◆ **Activity**
Copy out each line below containing "JSON".
== == ==
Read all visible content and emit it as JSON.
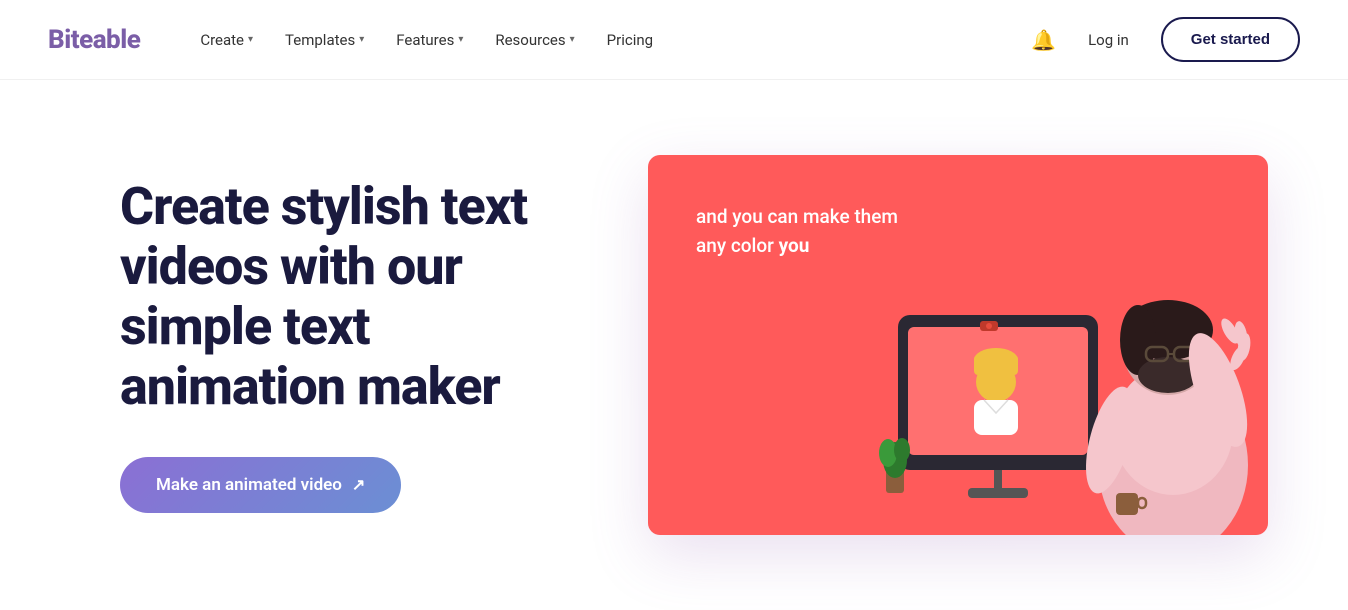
{
  "nav": {
    "logo": "Biteable",
    "items": [
      {
        "label": "Create",
        "hasDropdown": true
      },
      {
        "label": "Templates",
        "hasDropdown": true
      },
      {
        "label": "Features",
        "hasDropdown": true
      },
      {
        "label": "Resources",
        "hasDropdown": true
      },
      {
        "label": "Pricing",
        "hasDropdown": false
      }
    ],
    "login_label": "Log in",
    "get_started_label": "Get started"
  },
  "hero": {
    "heading": "Create stylish text videos with our simple text animation maker",
    "cta_label": "Make an animated video",
    "cta_arrow": "↗"
  },
  "video_card": {
    "line1": "and you can make them",
    "line2_prefix": "any color ",
    "line2_bold": "you"
  }
}
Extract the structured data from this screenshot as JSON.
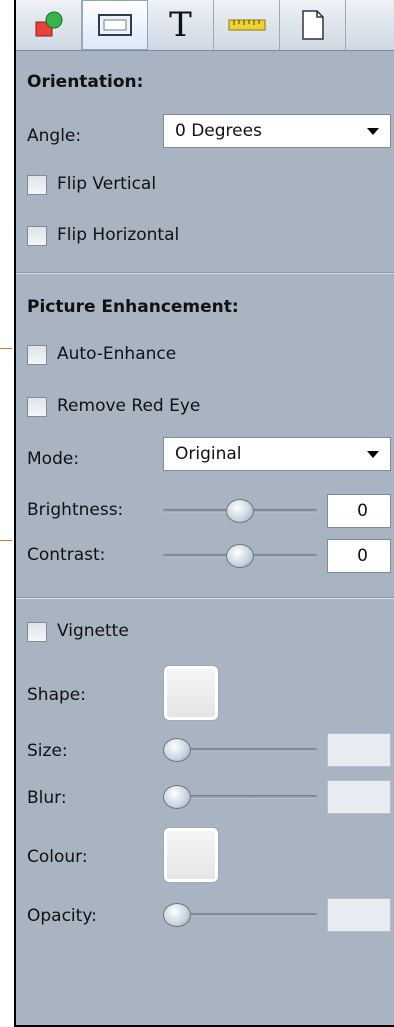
{
  "tabs": [
    {
      "icon": "shapes-icon"
    },
    {
      "icon": "frame-icon"
    },
    {
      "icon": "text-icon",
      "glyph": "T"
    },
    {
      "icon": "ruler-icon"
    },
    {
      "icon": "page-icon"
    }
  ],
  "orientation": {
    "title": "Orientation:",
    "angle_label": "Angle:",
    "angle_value": "0 Degrees",
    "flip_vertical": "Flip Vertical",
    "flip_horizontal": "Flip Horizontal"
  },
  "enhancement": {
    "title": "Picture Enhancement:",
    "auto_enhance": "Auto-Enhance",
    "remove_red_eye": "Remove Red Eye",
    "mode_label": "Mode:",
    "mode_value": "Original",
    "brightness_label": "Brightness:",
    "brightness_value": "0",
    "brightness_level": 0.5,
    "contrast_label": "Contrast:",
    "contrast_value": "0",
    "contrast_level": 0.5
  },
  "vignette": {
    "label": "Vignette",
    "shape_label": "Shape:",
    "size_label": "Size:",
    "blur_label": "Blur:",
    "colour_label": "Colour:",
    "opacity_label": "Opacity:",
    "size_level": 0,
    "blur_level": 0,
    "opacity_level": 0
  },
  "colors": {
    "panel_bg": "#a8b4c2",
    "marker": "#e0752c"
  }
}
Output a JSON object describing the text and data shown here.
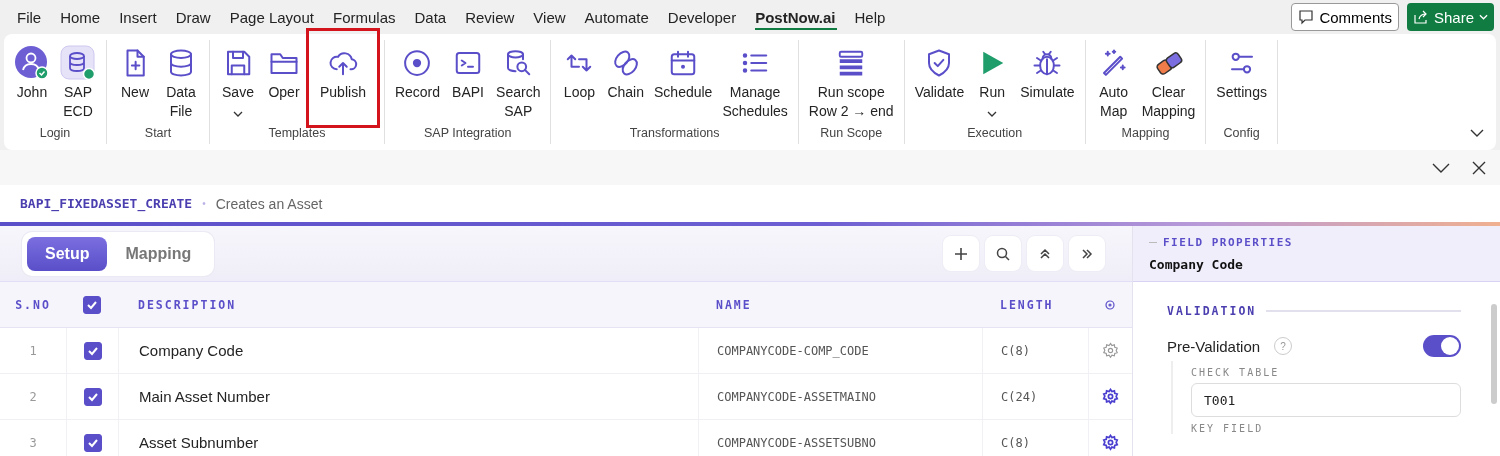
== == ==
◆ **Written response**
Read all visible content and emit it as JSON.
Extract the structured data from this screenshot as JSON.
Output a JSON object describing the text and data shown here.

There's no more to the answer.